**ASSIGNMENT**: Check each line of the material, and show the ones that include the word "time".

**EXCERPTED RECORDS**:
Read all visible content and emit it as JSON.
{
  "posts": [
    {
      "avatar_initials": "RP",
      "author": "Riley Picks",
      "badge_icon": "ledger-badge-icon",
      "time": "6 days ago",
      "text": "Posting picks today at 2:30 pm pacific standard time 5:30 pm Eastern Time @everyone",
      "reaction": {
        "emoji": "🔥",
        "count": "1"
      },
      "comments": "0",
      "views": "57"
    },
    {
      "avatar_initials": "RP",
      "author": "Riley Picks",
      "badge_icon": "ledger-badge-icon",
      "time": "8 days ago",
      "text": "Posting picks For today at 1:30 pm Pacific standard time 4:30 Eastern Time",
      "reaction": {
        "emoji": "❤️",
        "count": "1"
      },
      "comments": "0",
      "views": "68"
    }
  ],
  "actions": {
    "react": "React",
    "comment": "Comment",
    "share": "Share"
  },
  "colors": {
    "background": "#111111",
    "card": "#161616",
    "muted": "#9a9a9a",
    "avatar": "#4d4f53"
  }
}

**RESPONSE TO THIS TASK**:
      "time": "6 days ago",
      "text": "Posting picks today at 2:30 pm pacific standard time 5:30 pm Eastern Time @everyone",
      "time": "8 days ago",
      "text": "Posting picks For today at 1:30 pm Pacific standard time 4:30 Eastern Time",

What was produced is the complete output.